In this section, broad categories of hospitalizations are presented as an overview of the overall conditions that make people sick. More detailed findings about illnesses are discussed in other sections of the report.
Between the years 2003 to 2009, the rate of hospitalizations declined steadily over time in Middlesex-London. These rates were significantly lower than for Ontario and the Peer Group. The rate of hospitalizations increased with age, with the exception of females aged 20 to 44. Due to pregnancy and childbirth, these women had higher rates of hospitalization than any other group. It is noteworthy that these numbers also reflect normal childbirth which is, of course, not a reflection of morbidity in the population. For those 45 years of age and over, males had higher rates of hospitalizations than females.
After pregnancy-related hospitalizations, digestive diseases (including diseases from the mouth through the digestive track) and circulatory system diseases (including diseases related to the heart and blood vessels) were the leading causes of serious illness in Middlesex-London across all age groups. For children in the youngest age group, aged 0 to 9 years, respiratory diseases (diseases related to the lungs and respiratory system) were the leading cause of hospitalization for both males and females. Among males 10 to 19 and 20 to 44 years of age, injury was the leading cause of hospitalization. Among females in the same age groups, pregnancy and childbirth was the leading reason for hospitalization, followed by digestive diseases. The profile of leading causes of hospitalization differed for females and males between the ages of 45 and 64. Digestive diseases, were the leading reason for hospitalization among females, while circulatory diseases, were the leading cause for males. Finally, circulatory diseases were the leading cause of hospitalization for both sexes among those 65 years of age and over.

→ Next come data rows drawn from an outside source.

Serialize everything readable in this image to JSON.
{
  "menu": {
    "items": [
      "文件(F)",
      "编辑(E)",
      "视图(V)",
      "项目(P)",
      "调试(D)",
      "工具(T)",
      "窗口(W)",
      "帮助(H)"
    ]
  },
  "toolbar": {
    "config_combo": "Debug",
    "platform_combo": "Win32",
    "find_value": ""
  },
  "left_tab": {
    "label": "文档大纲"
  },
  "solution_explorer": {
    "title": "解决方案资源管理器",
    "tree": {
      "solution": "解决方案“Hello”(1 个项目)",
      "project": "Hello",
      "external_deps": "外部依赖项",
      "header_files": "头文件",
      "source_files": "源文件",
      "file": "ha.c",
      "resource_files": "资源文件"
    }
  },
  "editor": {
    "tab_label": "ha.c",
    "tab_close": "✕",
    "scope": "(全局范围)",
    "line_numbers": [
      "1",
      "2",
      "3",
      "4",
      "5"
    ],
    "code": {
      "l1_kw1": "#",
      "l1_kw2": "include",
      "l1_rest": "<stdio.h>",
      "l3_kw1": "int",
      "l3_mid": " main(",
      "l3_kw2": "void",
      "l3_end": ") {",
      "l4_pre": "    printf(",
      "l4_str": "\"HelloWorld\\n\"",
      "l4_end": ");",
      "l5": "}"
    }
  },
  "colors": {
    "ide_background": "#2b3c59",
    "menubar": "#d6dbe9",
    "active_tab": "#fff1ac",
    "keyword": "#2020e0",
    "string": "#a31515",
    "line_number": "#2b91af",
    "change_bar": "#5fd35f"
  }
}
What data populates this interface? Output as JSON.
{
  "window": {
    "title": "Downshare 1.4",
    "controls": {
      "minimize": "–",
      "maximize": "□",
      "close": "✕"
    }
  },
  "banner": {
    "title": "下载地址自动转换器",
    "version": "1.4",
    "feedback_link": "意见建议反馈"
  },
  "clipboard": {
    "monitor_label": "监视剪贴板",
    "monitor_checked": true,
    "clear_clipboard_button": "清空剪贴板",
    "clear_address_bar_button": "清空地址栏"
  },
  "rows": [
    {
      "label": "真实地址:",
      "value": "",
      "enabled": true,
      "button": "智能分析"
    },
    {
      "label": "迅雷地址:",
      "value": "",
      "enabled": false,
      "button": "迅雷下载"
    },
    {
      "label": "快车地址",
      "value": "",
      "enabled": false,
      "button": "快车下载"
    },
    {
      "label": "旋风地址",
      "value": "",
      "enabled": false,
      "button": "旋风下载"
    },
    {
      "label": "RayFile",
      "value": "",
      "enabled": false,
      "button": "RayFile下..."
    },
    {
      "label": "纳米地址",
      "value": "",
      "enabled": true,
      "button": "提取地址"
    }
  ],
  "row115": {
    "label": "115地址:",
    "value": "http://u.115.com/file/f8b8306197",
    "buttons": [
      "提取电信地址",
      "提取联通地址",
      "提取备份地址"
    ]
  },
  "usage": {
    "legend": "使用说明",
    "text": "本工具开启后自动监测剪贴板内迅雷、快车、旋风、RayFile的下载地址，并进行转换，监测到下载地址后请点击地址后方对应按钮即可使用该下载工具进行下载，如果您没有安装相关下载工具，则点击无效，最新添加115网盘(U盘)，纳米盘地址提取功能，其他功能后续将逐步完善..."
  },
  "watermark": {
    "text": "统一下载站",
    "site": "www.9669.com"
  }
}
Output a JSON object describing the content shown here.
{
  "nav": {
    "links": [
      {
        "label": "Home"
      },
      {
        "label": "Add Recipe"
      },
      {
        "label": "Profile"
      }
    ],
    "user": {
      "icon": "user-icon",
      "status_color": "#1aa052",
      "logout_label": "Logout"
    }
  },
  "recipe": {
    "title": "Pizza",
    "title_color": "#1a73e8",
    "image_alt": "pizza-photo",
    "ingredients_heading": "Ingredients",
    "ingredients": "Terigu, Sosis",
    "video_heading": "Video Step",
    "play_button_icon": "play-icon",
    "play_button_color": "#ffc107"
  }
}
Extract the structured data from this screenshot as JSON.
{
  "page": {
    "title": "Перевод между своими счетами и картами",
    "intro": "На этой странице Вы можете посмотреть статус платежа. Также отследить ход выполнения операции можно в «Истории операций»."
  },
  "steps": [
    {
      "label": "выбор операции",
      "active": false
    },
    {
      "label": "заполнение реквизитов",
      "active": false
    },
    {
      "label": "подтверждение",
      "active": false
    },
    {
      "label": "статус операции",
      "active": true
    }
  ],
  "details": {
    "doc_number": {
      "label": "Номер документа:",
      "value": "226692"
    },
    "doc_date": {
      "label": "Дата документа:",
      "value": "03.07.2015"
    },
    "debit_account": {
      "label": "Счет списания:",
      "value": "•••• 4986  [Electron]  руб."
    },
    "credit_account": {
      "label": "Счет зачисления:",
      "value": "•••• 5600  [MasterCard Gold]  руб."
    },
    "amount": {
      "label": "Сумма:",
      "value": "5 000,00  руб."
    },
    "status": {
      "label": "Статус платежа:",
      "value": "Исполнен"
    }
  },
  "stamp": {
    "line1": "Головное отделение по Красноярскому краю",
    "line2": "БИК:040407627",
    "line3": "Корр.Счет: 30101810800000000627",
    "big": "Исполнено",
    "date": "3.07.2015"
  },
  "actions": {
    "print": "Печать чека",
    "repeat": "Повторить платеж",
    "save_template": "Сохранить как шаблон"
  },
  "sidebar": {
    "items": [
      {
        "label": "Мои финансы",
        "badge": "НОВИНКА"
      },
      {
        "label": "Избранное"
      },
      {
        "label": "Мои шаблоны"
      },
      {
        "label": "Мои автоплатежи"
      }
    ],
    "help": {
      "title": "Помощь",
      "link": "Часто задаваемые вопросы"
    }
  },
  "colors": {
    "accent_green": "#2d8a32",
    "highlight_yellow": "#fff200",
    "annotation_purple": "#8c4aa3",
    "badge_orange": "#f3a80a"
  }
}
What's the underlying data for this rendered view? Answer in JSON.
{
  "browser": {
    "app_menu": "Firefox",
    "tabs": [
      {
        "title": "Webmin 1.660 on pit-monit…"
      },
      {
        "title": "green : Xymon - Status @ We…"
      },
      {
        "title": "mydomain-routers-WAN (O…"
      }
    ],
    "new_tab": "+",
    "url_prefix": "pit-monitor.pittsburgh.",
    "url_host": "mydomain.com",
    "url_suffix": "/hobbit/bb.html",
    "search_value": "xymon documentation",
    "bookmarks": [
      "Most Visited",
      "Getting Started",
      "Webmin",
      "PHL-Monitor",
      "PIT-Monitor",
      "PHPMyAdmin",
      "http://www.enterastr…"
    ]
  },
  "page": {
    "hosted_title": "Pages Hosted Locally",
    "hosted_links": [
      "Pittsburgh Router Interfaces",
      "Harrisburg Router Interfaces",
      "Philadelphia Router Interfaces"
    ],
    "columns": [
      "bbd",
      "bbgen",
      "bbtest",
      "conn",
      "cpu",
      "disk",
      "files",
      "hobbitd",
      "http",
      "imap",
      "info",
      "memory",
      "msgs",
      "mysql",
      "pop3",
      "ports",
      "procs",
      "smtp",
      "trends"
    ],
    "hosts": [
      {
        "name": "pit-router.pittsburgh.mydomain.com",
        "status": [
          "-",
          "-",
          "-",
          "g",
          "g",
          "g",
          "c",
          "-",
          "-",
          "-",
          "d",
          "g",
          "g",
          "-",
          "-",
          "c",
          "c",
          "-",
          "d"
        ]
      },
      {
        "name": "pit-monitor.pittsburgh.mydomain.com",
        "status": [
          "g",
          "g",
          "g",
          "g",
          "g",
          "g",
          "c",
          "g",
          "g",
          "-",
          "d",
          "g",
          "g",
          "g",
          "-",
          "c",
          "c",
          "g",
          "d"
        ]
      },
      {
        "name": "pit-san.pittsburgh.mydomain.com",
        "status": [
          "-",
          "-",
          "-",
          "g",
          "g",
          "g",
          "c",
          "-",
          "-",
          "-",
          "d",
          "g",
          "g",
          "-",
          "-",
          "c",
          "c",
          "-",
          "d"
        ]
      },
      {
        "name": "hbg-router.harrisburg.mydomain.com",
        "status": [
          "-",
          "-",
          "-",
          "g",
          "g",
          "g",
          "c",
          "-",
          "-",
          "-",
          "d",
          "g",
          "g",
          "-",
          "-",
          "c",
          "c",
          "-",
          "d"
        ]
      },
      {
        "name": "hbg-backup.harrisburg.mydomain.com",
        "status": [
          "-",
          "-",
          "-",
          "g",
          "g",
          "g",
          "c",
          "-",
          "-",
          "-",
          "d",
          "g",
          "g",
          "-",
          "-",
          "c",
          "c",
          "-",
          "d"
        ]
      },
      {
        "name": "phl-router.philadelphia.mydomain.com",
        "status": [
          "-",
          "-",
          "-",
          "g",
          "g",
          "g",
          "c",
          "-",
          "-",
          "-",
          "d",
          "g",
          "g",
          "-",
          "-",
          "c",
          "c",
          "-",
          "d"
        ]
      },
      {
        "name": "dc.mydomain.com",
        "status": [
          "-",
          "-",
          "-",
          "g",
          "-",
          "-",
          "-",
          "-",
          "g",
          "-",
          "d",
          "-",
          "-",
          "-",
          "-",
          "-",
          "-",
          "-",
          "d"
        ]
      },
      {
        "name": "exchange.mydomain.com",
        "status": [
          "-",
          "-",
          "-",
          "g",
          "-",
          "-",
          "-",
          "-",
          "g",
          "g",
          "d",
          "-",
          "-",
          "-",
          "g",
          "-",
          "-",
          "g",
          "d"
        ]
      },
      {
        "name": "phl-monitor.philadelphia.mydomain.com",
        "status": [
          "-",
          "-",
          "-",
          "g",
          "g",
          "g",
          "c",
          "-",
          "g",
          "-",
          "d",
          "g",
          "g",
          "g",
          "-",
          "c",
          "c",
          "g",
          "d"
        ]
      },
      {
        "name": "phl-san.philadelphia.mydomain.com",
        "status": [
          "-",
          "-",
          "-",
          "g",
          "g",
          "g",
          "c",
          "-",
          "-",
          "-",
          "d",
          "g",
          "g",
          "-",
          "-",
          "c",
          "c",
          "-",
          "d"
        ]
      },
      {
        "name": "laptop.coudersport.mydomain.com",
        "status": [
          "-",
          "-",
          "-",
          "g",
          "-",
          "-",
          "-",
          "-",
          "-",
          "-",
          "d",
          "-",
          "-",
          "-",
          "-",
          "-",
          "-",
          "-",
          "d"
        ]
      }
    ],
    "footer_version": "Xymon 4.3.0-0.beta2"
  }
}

Another proxy measure for the prevalence of illness and disease in a population is self-reported health. Nearly 90% of the population in Middlesex-London rated their own health as good or excellent, and about 70% reported never experiencing activity limitations due to long-term health problems. About 11% of Middlesex-London residents reported experiencing activity limitations due to physical or mental health problems ‘often’, needing help because of them, and perceiving themselves as having poor or fair health.